This weekend I watched the film Caregivers (don’t you just love On Demand?). One theme that jumped out was the isolation that caregivers suffer. Several of the film’s stars (I think that’s a good name for them) talked about how very quietly the invitations to events and gatherings stopped. Not only does this damage the patient, but even more so the caregiver who needs more than ever to maintain her connections to the world.
This happens with families with special needs children, as well. They lose their friends and even family as their child grows past the infant years.
It all comes down to lack of knowledge. Very few, if any, of us innately know how to interact with a person with mental deficits or behavioral issues. The good thing is, it’s not too hard to learn.
If you have a friend, neighbor, or family member who is caring for an individual with Alzheimer’s, another form of dementia, behavioral issues, mental retardation, Turret’s Syndrome, or any other type of disability that affects the mind, please – don’t shy away from them – they need you in their life. Just ask your friend – “I would love to spend the afternoon with you, please tell me what to expect from Vanessa, and please give me some tips on how to interact with her.” There are also so many books and websites devoted to various special needs and highlighting skills for interacting with the special needs person.
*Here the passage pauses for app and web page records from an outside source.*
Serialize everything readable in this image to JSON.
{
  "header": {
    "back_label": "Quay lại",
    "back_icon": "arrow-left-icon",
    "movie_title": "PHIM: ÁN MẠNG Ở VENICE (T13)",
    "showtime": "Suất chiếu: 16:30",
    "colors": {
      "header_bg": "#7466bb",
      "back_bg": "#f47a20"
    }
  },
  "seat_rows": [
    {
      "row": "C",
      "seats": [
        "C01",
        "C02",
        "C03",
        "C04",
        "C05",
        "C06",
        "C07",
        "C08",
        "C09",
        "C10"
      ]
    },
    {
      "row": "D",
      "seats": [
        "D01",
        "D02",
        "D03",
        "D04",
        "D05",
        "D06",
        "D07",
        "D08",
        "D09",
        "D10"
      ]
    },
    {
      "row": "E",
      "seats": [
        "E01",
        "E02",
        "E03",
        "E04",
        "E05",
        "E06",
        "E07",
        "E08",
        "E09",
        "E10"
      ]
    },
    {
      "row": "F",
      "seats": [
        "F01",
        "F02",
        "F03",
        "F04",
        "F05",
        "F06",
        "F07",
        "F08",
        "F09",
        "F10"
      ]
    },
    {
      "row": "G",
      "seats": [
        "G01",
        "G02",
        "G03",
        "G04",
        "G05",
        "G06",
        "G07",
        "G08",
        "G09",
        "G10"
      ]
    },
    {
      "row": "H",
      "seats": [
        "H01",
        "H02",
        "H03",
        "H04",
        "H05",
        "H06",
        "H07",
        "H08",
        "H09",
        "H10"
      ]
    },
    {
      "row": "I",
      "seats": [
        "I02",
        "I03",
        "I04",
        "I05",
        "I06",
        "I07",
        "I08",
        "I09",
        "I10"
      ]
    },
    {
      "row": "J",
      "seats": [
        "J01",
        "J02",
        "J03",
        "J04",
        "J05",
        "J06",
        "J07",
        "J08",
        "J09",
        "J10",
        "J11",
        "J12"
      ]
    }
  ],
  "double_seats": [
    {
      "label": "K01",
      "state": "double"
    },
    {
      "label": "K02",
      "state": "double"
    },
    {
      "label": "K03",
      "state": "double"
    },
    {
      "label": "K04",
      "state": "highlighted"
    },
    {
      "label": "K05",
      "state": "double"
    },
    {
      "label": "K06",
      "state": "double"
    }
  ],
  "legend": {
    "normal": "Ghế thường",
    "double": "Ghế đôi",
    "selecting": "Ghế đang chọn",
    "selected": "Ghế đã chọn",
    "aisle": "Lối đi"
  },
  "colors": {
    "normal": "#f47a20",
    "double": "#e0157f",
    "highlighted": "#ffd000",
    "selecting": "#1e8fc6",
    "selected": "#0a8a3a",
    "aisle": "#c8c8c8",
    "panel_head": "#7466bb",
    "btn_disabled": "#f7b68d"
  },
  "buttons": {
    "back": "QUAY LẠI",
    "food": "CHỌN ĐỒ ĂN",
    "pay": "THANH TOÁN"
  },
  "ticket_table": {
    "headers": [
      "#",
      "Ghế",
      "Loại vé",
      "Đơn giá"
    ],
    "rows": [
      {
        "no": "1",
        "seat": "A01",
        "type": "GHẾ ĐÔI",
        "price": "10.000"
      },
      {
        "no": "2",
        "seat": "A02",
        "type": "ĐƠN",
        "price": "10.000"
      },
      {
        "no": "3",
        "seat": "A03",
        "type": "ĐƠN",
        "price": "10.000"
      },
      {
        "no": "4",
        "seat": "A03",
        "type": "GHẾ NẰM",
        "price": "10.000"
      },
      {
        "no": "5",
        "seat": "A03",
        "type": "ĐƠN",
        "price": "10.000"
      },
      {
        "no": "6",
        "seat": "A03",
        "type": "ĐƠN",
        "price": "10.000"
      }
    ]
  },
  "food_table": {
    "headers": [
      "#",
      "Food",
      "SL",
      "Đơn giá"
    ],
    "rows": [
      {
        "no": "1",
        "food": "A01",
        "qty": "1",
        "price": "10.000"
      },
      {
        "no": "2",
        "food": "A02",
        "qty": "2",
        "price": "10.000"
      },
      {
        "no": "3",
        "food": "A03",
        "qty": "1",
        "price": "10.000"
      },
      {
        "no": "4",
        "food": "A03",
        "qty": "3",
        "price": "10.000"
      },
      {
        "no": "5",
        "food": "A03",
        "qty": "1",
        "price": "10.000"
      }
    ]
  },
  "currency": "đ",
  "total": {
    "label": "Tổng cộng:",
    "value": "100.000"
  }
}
And if you are the caregiver and you have noticed that your friends and family invite you out less frequently – call them up, explain that you understand why they have backed off, and then ask if you could describe a few tips for how to spend time with your loved one.
All it takes is a little bit of knowledge, patience, and a willingness to try something new.